Among the draws to Manitoulin and region is the particularly safe and well-suited run between Espanola and Little Current through the LaCloche Hills for those training for hill climbing races. “It is a fantastic place to train for hills,” said Ms. Mielonen. She explained that cycling across flat roadways is not good for those training to take on hills in races. “You need to build the muscles in your legs and especially calves,” she said. “You also need the right training ground if you are going to develop the lung power and leg muscles for climbing.”
The show attracts many different types of cyclists, explained Ms. Mielonen. “There are roadies, Guy and I would fit into that category,” she said. The typical mid-sized ride for roadies would be 32 kilometres.
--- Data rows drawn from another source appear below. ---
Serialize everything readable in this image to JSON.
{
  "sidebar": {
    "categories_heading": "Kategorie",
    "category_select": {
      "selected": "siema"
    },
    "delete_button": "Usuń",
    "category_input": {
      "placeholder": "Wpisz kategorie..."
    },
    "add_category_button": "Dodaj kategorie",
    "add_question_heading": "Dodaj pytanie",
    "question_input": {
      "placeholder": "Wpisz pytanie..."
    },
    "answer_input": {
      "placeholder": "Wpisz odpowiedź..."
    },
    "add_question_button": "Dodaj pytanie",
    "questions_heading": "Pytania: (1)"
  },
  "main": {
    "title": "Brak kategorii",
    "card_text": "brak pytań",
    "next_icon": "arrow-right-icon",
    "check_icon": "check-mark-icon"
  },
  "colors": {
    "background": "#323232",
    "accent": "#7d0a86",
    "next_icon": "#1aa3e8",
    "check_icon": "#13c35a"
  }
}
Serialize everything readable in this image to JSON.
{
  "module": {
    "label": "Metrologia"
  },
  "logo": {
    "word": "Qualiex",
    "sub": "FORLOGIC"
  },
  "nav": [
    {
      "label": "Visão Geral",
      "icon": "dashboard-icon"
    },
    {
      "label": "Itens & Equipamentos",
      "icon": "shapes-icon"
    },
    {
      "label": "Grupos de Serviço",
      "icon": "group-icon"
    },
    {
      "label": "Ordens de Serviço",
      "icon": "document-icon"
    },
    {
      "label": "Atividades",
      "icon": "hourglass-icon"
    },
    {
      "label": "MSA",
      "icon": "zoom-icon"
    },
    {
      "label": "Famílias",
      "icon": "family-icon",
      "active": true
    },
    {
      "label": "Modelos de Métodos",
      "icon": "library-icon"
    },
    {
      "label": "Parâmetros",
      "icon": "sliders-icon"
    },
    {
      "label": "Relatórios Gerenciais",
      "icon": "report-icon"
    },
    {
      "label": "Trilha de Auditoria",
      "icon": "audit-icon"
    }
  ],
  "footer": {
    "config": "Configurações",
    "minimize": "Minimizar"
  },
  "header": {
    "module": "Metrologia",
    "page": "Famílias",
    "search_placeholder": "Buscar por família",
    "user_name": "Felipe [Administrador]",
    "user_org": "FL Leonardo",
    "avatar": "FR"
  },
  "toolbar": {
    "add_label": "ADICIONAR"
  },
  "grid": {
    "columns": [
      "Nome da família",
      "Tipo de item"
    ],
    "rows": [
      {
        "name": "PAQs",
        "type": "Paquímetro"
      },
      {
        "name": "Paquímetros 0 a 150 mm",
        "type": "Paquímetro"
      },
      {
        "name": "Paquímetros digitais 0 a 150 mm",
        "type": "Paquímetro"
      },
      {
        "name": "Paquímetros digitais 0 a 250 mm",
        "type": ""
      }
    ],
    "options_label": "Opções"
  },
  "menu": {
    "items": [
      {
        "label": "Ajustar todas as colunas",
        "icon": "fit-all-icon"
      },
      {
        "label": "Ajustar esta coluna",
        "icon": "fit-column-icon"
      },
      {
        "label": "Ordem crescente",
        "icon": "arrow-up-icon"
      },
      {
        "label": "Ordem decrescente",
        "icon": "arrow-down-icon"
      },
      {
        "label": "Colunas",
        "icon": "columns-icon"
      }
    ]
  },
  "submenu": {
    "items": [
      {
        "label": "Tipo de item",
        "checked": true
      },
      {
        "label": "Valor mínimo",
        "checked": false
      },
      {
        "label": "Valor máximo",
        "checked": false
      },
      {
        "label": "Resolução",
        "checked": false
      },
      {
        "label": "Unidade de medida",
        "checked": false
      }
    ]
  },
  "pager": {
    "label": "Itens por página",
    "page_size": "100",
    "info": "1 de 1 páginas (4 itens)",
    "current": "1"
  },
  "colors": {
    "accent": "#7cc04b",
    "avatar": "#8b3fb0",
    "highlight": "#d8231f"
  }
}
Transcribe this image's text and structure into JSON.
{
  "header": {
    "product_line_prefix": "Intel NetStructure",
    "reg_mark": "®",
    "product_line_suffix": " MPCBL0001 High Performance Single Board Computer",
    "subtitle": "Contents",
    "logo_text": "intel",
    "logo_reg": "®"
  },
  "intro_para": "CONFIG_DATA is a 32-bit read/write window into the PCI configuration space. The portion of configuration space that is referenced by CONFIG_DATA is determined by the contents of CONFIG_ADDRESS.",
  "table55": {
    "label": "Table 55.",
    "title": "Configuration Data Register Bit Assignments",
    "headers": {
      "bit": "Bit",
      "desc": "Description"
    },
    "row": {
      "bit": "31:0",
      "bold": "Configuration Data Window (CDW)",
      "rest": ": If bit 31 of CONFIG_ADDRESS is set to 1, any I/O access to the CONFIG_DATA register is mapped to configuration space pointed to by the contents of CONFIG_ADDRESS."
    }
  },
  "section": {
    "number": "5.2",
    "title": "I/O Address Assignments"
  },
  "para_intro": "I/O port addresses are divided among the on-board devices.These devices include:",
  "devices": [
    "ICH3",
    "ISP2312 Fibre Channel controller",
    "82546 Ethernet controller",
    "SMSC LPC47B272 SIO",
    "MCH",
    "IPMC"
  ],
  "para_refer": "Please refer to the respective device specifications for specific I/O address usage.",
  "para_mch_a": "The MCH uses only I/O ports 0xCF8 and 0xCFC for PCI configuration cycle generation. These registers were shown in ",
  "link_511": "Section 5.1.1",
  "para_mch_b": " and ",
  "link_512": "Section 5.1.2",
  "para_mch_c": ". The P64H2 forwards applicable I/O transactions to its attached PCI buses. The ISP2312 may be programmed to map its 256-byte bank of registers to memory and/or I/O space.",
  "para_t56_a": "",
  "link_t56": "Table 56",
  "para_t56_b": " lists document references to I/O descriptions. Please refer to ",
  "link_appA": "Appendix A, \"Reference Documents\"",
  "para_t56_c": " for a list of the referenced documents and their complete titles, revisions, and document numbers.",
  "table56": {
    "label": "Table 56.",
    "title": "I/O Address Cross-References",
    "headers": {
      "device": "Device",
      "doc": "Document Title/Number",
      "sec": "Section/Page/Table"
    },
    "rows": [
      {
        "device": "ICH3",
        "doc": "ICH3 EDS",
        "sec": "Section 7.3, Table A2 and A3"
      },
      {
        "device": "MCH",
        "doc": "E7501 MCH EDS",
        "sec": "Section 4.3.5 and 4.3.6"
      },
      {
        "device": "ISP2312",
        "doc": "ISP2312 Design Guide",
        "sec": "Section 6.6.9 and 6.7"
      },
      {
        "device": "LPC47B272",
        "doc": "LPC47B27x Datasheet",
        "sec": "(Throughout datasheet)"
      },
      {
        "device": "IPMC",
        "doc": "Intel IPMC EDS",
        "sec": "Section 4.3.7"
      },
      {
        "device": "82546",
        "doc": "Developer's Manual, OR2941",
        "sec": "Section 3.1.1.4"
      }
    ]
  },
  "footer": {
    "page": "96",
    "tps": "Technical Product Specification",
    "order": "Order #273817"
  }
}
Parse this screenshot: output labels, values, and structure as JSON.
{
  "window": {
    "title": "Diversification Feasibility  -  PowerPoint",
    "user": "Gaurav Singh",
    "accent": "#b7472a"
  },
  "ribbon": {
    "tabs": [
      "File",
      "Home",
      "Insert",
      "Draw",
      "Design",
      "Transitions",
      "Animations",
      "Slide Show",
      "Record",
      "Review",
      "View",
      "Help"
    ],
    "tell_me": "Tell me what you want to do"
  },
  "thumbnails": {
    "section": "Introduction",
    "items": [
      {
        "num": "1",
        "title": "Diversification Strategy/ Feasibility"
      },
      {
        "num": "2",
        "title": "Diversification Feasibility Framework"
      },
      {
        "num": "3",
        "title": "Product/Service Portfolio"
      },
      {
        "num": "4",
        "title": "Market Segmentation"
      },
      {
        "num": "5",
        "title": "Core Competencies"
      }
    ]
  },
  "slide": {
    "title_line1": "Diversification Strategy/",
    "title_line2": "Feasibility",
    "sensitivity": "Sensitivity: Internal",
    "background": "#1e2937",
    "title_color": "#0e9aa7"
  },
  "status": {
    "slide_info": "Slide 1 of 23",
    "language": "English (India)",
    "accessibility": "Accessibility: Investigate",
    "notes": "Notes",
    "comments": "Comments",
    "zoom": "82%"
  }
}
The route around Lake Mindemoya would fit that bill, it is about 32 kilometres and takes about three to four hours.”
The long distant roadies will tackle routes that run well over 30k, even past 75 kilometres. “Roadies are the experienced cyclists. They like the paved shoulders and are the kind of cyclists you will find with the $6,000 bicycles that weigh two pounds,” she said.
The really serious roadies will cycle a minimum 100 kilometres to 180 kilometres a day, often reaching land speeds of over 35 kilometres an hour, and will plan out week-long cycling tours. “These are the cyclists that the Georgian Bay Cycling Route will really appeal to,” said Ms. Mielonen. She explained that the proposed cycling route would run all the way from Parry Sound and travel around Georgian Bay.
The Island itself is just broad enough to meet the needs of the serious roadie, featuring plenty of safe paved shoulder roads.
Another category of cycling altogether is the mountain bike enthusiast and for them the trails at Manitowaning or Bebamikawe Trails in Wikwemikong offer a unique wilderness cycling experience, noted Ms. Mielonen. “These cyclists want off-road experiences and we have those here on Manitoulin as well,” she said.
On the return trip, the duo stopped by a trail symposium where they gave a presentation on the Georgian Bay Cycling Route to the 70 participants at the symposium.
There are three challenges presently facing the route due to the advancing four-laning and the restrictions on non-motorized traffic on 400 series highways, noted Ms. Mielonen. The first is found south of the Killarney junction, between the Highway 522 intersection (Grundy Lake turnoff) to Pickerel River Road. “You can ride it right now,” said Mr. Nielen, “but once it is four-laned that will be a problem as there is no alternate route.”
“We hope that the MTO will maintain a service road parallel to the highway,” said Ms. Mielonen.
The second challenge lies north of the Killarney turnoff. “We will need less than six kilometres of new non-motorized infrastructure to be able to connect to existing country roads,” said Mr. Nielen.
The final challenge is the need for a pedestrian bridge over the Spanish River on Highway 17 just north of Espanola.
“The Spanish River bridge would also benefit the Lake Huron Cycling Route and the North Channel Cycling project,” said Mr. Nielen.
Ms. Mielonen noted that the province has identified cycling as a major component of both health and tourism promotion in the province and that they hoped the relevant ministries would put money where their policy statements are to put Ontario on the global cycling map.
“So there are three challenges of less than seven kilometres, probably 17 kilometres to create a signature Ontario cycling route,” said Ms. Mielonen. “We hope that the province steps up to make this very doable dream a reality.